JUST IN: Marine Corps Commandant Prioritizing Anti-Ship Missiles
Navy photoAhead of the release of the Pentagon's fiscal year 2022 budget request, the commandant of the Marine Corps said funding for missiles that can destroy ships is the service's "No. 1 priority.”
Investing in ground-based anti-ship missiles is part of the Corps' plan to revamp its conventional deterrence capabilities, said Gen. David Berger at the McAleese and Associates annual defense programs conference May 13.
“That's a capability that makes an adversary think twice,” he said.
The Defense Department is investing in ground-based platforms such as the Navy Marine Expeditionary Ship Interdiction System (NMESIS). Berger pointed to a demonstration of the capability on the coast of California last year when the military used a Naval Strike Missile mounted on an unmanned Joint Light Tactical Vehicle to hit a moving ship.
Capabilities like this support Force Design 2030, strategic guidance released in March of last year that recommends “sweeping changes” carried out by eliminating several legacy platforms, while adding advanced technologies such as robotics. Fewer tanks and smaller infantry battalions are also part of the plan.

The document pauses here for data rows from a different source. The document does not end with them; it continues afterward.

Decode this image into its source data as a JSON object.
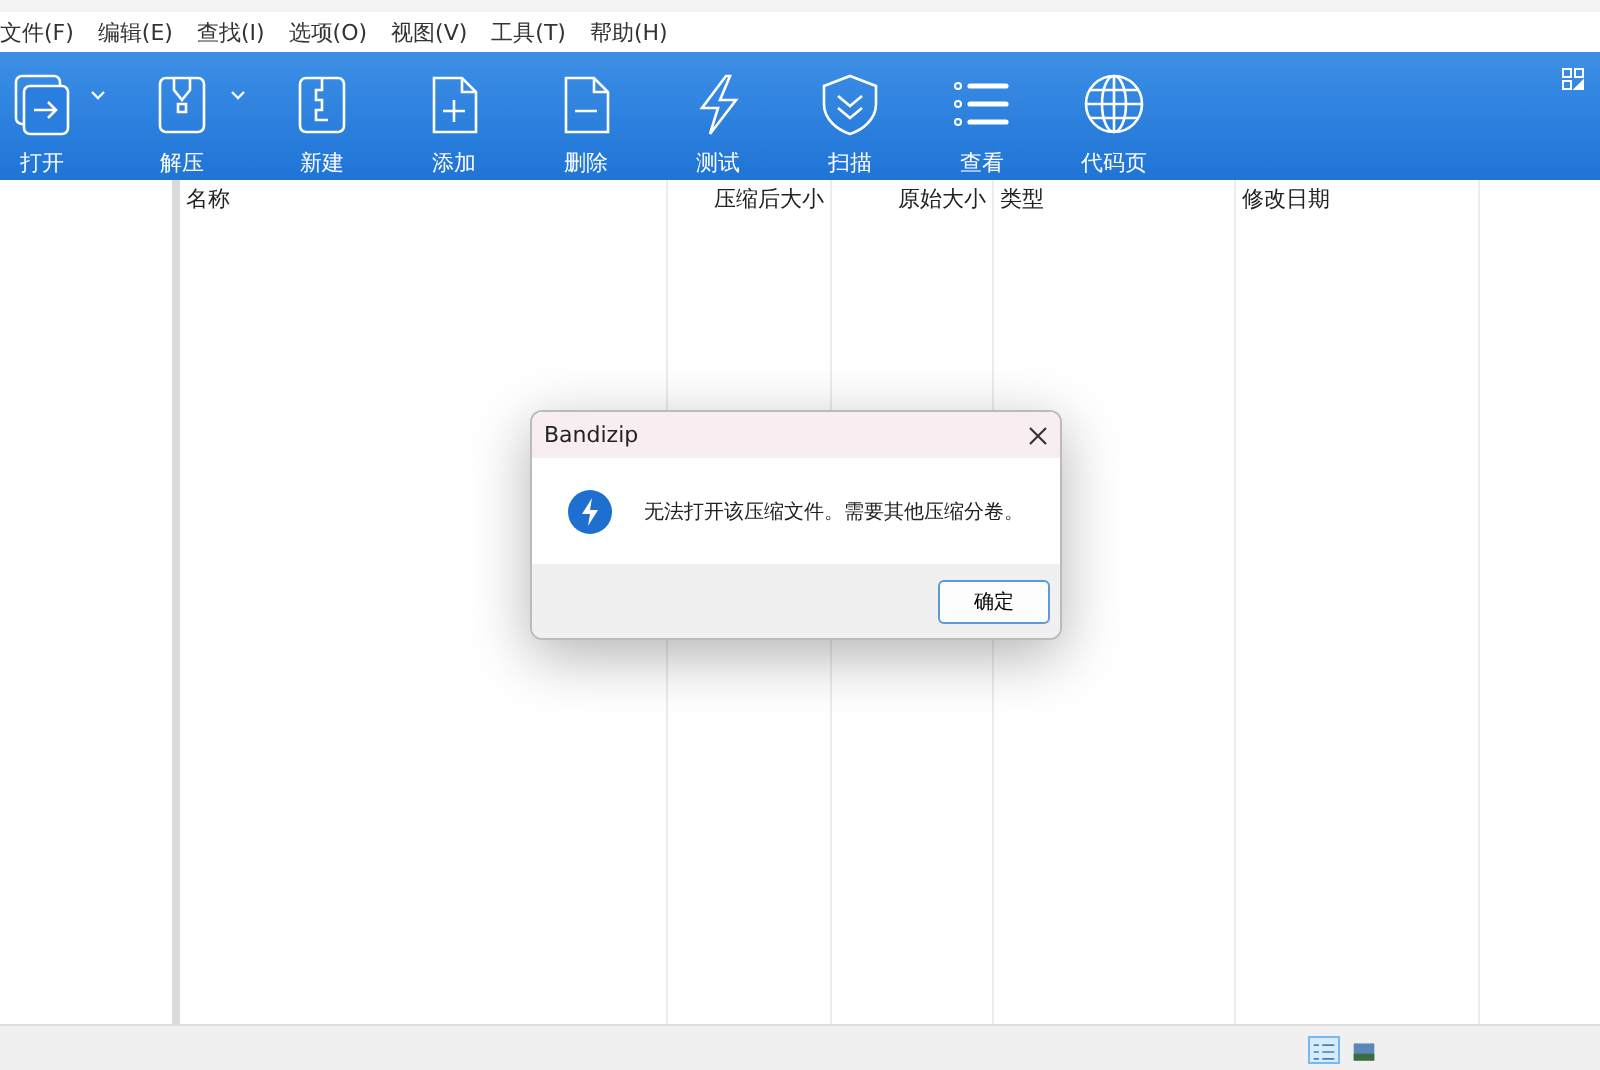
{
  "menu": [
    "文件(F)",
    "编辑(E)",
    "查找(I)",
    "选项(O)",
    "视图(V)",
    "工具(T)",
    "帮助(H)"
  ],
  "toolbar": [
    {
      "label": "打开",
      "kind": "split"
    },
    {
      "label": "解压",
      "kind": "split"
    },
    {
      "label": "新建",
      "kind": "plain"
    },
    {
      "label": "添加",
      "kind": "plain"
    },
    {
      "label": "删除",
      "kind": "plain"
    },
    {
      "label": "测试",
      "kind": "plain"
    },
    {
      "label": "扫描",
      "kind": "plain"
    },
    {
      "label": "查看",
      "kind": "plain"
    },
    {
      "label": "代码页",
      "kind": "plain"
    }
  ],
  "table": {
    "columns": [
      {
        "label": "名称"
      },
      {
        "label": "压缩后大小"
      },
      {
        "label": "原始大小"
      },
      {
        "label": "类型"
      },
      {
        "label": "修改日期"
      }
    ]
  },
  "dialog": {
    "title": "Bandizip",
    "message": "无法打开该压缩文件。需要其他压缩分卷。",
    "button": "确定"
  },
  "status_bar": {
    "view_buttons": [
      {
        "kind": "details",
        "selected": true
      },
      {
        "kind": "thumbnails",
        "selected": false
      }
    ]
  }
}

“We are reorienting from a ground sustain land forces mode, which we've had to do for the nation for the past 20 years, into a naval expeditionary maritime mode,” Berger said.
This shift is driving investments in new platforms like long-range precision fires and light amphibious warships, Berger said. The Navy has said it is considering acquiring 30 to 50 of the latter, also known as LAWs. The service is targeting a per unit procurement cost of $100 million to $150 million for the vessels, according to a Congressional Research Service report, “Navy Light Amphibious Warship (LAW) Program: Background and Issues for Congress.”
Meanwhile, Force Design 2030 is gaining traction in Congress, Berger said. The commandant has met with several leaders of defense committees to explain the urgency of keeping pace with China.
“The current path that we're on — we have to move now, and Congress I found to be very supportive,” he said.
When asked about his written testimony to Congress that mentioned plans to arm LAWs with containerized missiles, Berger explained that adding mobility to the ships was more important than making them more lethal with munitions.
“We'll have that discussion, but it's not the primary driver today,” he said.
Another capability the service is interested in is defending against Chinese diesel electric submarines, Berger noted. But that item on the wish list takes a back seat to the other priorities listed in Design Force 2030.
“In terms of budget priorities, I wouldn't put it in a 1 to 10 list,” he said.
The Marine Corps plans to invest in unmanned systems. Berger noted that the service may add more attritable aircraft to its forces. Currently, the service is relying on more proven aircraft like the MQ-9 Reaper drone for reconnaissance support.
But service leaders are open to incorporating new capabilities and technologies "down the road" as industry continues to develop attritable aircraft, he said.
“I don't know whether that means extra squadrons, or if they will be part of the squadrons we're building now,” he said.
Berger noted that industry has an opportunity for innovation to help the Marines logistically support a more distributed force. The force of the future will operate inside adversaries' weapons engagement zones and be more mobile, he said.
“Of all the things that we're working on in the naval force, and narrowly within the Marine Corps, this is the hardest problem I think going forward: distributed logistics,” Berger said.